But then, changing times were what the day was all about. Bannister, of course, was first to acknowledge how far the sport¹s moved on over 50 years. Nearly 1000 men have run the mile in less than four minutes since Bannister became the first. The record has improved by more than 16 seconds in half a century, and Bannister at his best would have been some 117 metres behind today¹s middle distance king, Hicham El Guerrouj, when the Moroccan set the current figures at 3:43.13 in 1999.
But then, that¹s the point about barriers, he said, once they¹re broken, others can follow. Inevitably, everyone wanted to know where he thought it would all end. How fast can we go? "I said 3 minutes 30 in 1954, and I don¹t feel any need to change that now," he replied, although it might take another 50 years, he added. And where should we look for the barrier breakers of the future? "Well, the discovery of the north and east African genius for running has transformed the sport," he said. "But, in sport you never know. At that time we would never have guessed Africa would produce such runners, so there will be other surprises, I'm sure."
2004 Miles - O'Sullivan and Mottram win
There were no great surprises on the Iffley Road track this year, however, and no great barriers broken, although a clutch of British youngsters got their first taste of quality competition in front of a sizeable crowd. Others, internationals among them, recruited by the British Milers' Club to compete here, had good early season workouts. Ireland¹s former world champion Sonia O¹Sullivan, for example, won the women's mile in 4:27.79 ahead of Australia¹s Georgie Clarke, who ran 4:31.76.

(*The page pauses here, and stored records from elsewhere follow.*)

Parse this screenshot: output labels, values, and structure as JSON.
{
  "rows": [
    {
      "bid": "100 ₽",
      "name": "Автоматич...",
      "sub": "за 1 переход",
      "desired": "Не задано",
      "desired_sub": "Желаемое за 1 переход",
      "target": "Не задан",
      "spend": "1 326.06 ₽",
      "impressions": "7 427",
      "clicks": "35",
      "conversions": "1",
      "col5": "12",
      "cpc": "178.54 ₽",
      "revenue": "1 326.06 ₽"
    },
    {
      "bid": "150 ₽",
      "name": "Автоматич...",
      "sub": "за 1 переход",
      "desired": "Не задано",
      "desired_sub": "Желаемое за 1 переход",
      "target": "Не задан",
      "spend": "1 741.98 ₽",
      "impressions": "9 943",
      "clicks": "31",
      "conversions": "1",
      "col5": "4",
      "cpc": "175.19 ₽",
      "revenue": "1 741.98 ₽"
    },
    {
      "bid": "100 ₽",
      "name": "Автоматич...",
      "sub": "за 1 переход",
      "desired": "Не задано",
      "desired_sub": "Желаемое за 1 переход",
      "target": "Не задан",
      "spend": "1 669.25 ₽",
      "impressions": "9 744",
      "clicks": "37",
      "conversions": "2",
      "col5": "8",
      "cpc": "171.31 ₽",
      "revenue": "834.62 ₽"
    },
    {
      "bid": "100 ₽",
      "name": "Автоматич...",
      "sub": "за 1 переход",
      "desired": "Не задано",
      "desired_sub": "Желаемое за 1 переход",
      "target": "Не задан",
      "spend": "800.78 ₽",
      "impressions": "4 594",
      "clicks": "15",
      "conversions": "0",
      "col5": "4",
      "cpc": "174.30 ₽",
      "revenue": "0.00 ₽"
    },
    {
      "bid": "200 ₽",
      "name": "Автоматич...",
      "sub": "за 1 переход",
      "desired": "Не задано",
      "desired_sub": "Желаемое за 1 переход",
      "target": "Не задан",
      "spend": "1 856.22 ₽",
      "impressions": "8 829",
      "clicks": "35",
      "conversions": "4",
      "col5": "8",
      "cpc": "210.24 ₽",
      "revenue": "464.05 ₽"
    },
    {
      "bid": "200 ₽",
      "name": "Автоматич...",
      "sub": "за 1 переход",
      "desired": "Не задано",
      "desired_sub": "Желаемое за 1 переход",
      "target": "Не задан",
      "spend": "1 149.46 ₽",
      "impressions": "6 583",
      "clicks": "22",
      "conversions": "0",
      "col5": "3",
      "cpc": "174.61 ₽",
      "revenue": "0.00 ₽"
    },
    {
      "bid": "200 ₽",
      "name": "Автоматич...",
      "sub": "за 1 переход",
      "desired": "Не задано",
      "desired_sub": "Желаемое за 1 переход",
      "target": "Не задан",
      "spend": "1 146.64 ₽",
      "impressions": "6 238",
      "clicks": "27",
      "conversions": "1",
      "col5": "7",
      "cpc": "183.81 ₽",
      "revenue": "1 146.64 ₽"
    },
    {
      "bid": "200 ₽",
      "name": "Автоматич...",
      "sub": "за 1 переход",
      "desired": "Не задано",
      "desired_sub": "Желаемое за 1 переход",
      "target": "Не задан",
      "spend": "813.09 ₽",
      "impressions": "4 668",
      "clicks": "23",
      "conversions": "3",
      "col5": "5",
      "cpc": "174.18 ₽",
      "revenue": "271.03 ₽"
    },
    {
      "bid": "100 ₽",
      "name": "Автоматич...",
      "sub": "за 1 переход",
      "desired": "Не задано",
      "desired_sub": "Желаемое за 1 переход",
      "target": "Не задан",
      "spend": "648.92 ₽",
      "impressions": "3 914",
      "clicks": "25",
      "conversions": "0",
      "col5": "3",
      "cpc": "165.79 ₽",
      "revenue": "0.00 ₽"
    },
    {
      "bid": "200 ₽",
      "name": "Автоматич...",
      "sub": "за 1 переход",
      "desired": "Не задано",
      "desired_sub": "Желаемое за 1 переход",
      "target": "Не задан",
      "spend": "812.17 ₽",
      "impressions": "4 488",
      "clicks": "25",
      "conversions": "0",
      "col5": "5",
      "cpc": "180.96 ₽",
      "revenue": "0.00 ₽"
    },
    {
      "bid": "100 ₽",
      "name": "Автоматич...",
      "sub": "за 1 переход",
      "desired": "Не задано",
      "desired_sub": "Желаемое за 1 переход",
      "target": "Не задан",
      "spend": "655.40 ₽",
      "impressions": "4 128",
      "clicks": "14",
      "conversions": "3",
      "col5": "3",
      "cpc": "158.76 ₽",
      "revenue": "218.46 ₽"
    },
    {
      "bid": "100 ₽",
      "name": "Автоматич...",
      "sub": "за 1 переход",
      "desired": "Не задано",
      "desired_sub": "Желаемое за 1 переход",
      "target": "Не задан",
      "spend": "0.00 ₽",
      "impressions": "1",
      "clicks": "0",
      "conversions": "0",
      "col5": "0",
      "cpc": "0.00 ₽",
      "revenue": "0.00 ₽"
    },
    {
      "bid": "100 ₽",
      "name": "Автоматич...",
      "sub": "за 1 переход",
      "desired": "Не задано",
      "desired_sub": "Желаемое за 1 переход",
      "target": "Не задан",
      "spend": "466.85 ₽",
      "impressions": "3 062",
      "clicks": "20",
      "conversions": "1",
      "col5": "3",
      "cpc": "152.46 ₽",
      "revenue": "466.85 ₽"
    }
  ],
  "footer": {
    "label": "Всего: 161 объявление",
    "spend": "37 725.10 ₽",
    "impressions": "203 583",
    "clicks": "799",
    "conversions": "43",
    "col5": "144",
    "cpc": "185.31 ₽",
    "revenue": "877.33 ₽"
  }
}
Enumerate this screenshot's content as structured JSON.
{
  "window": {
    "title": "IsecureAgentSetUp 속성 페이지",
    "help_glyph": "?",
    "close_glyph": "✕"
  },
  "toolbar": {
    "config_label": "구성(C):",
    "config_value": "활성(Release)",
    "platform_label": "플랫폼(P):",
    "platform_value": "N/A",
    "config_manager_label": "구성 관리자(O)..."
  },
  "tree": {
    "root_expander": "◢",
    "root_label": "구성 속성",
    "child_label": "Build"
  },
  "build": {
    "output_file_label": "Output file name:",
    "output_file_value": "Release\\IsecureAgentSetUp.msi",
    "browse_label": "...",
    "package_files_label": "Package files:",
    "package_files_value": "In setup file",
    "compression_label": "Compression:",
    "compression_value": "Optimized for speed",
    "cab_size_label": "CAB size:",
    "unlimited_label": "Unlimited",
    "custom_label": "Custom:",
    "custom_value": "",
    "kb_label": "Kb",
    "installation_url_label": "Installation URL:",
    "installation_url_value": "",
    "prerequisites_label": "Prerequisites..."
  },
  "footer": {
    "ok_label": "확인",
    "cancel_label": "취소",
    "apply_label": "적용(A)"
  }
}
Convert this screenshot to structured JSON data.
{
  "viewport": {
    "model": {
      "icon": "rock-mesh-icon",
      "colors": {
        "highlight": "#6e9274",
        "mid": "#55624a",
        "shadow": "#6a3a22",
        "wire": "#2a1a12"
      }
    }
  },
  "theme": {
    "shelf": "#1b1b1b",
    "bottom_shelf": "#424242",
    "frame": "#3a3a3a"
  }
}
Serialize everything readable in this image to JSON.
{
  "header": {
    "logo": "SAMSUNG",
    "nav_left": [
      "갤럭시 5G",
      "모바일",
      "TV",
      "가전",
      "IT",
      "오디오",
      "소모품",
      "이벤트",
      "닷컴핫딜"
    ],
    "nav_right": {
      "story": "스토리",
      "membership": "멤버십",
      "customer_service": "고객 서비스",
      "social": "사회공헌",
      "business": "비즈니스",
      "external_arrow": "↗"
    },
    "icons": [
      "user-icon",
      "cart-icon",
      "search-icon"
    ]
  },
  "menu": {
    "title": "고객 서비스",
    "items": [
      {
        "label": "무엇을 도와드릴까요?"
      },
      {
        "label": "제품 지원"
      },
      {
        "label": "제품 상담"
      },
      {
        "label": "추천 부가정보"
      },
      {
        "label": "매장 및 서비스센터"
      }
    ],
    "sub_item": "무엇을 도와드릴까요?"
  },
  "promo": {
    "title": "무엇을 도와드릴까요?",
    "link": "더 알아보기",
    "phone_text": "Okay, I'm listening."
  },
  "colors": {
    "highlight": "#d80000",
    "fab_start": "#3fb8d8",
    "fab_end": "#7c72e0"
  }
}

And what of that all-important men's mile, the recreation of Bannister¹s historic performance? Well, this time the sun came out, the wind picked up and, though the timing was electronic not manual, there was still a pause before the result was known because the clock jammed. This time, though, the victory wasn¹t Britain¹s but Australia¹s, as Craig Mottram romped home in 3:56.64, a track record, ahead of Mohamed Farah and John Mayock.
"The aim was to have someone run under four minutes on such an historic occasion and it¹s fantastic to be the one to do it on this track," said Mottram, who claimed some measure of revenge for his country¹s defeat five decades ago. "It¹s good to see John Landy here, to run in front of him, and to provide some sort of redemption for 50 years ago."
Farah, a 21 year-old who came to Britain a decade ago as a Somalian refugee, clocked 4:00.07, failing by a whisker to become the 157th Briton since Bannister to break the magic barrier. Perhaps his time will come.
How different would things have been if Bannister had missed his perfect time by such a margin all those years ago? "Well, sport¹s all about chances,"said Sir Roger. "We knew we had a 50:50 chance and I only made it by six yards. It could easily have been six yards the other way."
By such small fractions is history made, and time broken.